Building Instructional Partnerships
A Wedge of the Future Ready Librarian Framework
Why should we build instructional partnerships?
- library programming is much more effective
- coming to the library becomes more meaningful to both students and teachers
- students and teachers have access to a wealth of opportunities, resources, and technology
- teachers have access to a digital literacy expert and the librarian has access to a content area teacher to help understand the curricular needs of different subjects in the school
- shared thinking, planning, and creation
- two minds are always better than one!
- results in more enthusiastic learners and often times, more authentic learning experiences
Successful Components of Instructional Partnerships
How can you start building instructional partnerships?
- Start small: Building relationships takes time so this will not happen over night. Start with one teacher or one grade level.
- Respect the teacher's time: Talk with the teacher(s) when they bring their classes to the library about collaborating with you, or send them an email with a plan already in mind. Everyone's time is precious!
- Don't be afraid to say something: If you don't speak up about what you can do for teachers and students, many teachers will not know collaborating and/or coteaching is an option. Stand loud and proud! Beginning of the year faculty meetings or newsletters help with this. (Check out my beginning of the year Smore for an example)

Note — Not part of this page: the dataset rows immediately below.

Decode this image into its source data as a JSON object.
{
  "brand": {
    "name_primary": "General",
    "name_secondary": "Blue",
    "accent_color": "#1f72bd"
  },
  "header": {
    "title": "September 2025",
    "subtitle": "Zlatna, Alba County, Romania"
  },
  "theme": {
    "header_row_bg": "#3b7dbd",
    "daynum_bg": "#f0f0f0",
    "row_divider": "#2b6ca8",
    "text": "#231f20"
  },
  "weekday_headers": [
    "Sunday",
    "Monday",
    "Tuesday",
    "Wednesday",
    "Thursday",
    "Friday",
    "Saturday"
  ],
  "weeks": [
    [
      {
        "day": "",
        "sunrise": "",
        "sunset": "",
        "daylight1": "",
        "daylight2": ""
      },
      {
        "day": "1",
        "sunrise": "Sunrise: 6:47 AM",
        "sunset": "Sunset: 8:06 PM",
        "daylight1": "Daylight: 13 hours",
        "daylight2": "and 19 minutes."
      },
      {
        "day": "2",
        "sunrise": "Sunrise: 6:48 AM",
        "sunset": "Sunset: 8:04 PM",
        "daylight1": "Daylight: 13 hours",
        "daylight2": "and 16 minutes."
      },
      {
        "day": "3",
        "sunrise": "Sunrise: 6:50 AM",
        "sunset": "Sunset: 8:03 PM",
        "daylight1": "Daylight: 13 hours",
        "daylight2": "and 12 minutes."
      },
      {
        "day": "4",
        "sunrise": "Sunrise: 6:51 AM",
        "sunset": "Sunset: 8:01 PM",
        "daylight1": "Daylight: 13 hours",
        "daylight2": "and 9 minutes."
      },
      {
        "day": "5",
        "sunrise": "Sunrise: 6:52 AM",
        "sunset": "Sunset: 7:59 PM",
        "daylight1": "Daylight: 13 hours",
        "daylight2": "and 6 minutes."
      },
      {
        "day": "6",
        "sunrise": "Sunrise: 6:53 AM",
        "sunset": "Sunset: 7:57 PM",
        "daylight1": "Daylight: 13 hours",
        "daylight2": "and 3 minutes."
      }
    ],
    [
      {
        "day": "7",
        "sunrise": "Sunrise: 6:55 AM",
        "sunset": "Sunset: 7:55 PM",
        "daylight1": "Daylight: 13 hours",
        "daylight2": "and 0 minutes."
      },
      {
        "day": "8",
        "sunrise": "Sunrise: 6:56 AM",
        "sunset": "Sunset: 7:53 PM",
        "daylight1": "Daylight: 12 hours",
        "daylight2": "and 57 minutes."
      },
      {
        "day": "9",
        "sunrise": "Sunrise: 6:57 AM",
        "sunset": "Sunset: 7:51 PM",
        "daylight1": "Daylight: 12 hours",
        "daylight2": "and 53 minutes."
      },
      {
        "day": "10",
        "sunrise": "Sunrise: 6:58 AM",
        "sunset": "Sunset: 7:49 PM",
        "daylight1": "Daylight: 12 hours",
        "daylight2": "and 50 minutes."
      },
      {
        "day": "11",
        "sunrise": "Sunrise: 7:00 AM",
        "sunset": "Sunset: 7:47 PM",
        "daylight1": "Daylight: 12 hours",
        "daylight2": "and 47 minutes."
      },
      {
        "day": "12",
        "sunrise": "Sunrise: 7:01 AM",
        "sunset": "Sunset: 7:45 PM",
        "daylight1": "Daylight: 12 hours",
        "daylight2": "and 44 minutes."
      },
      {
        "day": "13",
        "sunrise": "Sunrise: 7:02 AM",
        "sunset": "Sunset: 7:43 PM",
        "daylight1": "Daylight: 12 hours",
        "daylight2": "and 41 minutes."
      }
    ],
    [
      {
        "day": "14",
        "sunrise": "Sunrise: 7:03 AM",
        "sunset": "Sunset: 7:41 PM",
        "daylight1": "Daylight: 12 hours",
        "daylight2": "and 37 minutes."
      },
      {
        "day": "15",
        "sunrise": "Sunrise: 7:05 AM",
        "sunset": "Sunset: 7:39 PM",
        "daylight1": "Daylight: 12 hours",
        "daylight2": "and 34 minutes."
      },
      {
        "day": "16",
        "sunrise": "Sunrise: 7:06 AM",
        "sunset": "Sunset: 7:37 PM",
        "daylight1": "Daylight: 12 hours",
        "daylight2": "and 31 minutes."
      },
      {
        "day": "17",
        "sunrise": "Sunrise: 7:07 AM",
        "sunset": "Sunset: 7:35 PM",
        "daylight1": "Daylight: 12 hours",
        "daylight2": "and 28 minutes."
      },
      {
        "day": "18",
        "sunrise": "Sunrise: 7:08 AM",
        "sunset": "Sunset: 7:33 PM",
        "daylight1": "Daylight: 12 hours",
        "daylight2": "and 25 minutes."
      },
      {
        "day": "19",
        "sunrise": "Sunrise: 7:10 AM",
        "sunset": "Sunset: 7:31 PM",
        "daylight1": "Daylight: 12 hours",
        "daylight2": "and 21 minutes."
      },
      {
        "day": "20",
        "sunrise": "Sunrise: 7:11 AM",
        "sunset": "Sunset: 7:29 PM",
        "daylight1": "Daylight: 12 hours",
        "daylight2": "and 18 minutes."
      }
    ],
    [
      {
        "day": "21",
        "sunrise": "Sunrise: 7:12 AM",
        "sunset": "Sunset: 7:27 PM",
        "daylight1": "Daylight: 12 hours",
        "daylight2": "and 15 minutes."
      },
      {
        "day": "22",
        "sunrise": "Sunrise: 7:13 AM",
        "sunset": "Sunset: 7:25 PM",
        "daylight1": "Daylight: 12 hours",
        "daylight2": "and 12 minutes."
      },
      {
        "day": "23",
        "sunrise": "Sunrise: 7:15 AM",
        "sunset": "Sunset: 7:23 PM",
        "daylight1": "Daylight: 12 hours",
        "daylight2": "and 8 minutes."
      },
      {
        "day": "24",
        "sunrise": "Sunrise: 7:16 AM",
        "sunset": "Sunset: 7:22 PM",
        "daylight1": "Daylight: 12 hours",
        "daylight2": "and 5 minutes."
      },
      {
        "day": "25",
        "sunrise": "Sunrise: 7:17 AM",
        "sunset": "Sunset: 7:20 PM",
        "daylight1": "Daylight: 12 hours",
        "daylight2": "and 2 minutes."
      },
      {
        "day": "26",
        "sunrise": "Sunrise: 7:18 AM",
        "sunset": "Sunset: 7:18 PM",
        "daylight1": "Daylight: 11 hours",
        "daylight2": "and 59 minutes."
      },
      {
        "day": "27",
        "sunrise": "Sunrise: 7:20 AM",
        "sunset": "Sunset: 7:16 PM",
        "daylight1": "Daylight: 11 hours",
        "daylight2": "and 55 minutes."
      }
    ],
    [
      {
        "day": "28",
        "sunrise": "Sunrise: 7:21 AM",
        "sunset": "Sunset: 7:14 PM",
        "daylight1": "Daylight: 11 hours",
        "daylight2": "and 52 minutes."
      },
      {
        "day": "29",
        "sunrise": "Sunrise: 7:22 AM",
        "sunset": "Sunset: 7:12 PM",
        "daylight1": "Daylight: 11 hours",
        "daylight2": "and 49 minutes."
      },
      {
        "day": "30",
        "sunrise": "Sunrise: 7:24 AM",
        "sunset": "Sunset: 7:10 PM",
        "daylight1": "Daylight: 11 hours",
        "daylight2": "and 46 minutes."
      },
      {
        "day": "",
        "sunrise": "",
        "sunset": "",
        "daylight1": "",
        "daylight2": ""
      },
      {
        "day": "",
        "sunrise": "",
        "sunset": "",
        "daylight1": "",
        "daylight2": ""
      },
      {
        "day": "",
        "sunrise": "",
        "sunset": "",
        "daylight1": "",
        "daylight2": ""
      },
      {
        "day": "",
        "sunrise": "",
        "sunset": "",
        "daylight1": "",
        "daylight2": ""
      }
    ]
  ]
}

- Say thank you: Say thank you to the teacher that collaborated with you and do it again when you're in the teacher's lounge, the lunch room, or when they are around other teachers. You'll be surprised when another collaborative opportunity arises because of that.
Ways to Put Collaboration into Action
- Ask to teach a mini-lesson on a new technology tool or device (ex: "We just got this really neat app for the iPads, ..... Can I show it to you and your students next week?")
- Offer to teach students how to use the online resources from the library like Destiny Collections or PebbleGo.
- Share your expertise! Maybe it's Breakouts, Google, Microsoft, Skype...Whatever it is, bring it up to share.
- Create collaborative boards on Pinterest.
- Create Destiny Collections (or something similar) for different standards or subject areas.
But my principal will never let me do this...
I see you. I hear you. I've been there. Share the national guidelines from AASL and the Future Ready Librarian Framework.
- Instead of saying "I want to do this," say "my professional organization recognizes this as best practice."
- AASL's statement on flexible scheduling
Be passionate about your goals!
Document the data and your projects.
Always go back to what is best for the students and how it can help the school improvement plan or district plan. "Is this what's best for students?"
Be a rebel!
Collaborative Lesson Ideas
- International Dot Day with the art teacher
- Ada's Violin with the music teacher
- Pay attention to the curriculum map/guide for the year to plan ahead for research/inquiry projects
- MakerSpace or STEAM lessons
- Create Google Classrooms for each grade level
- Teach mini-lessons or projects on citing sources and bibliographies
- Mystery Skypes
- Big ticket holidays you can tie literacy/technology into (ex: creating Augmented Reality pumpkins for Halloween/Fall in art class)
Martha Bongiorno, library media specialist
I hold a Bachelor of Science in Middle Grades Education, a Master of Science in Learning, Design, and Technology from the University of Georgia, and my Ed.S. in Instructional Technology from the University of Georgia.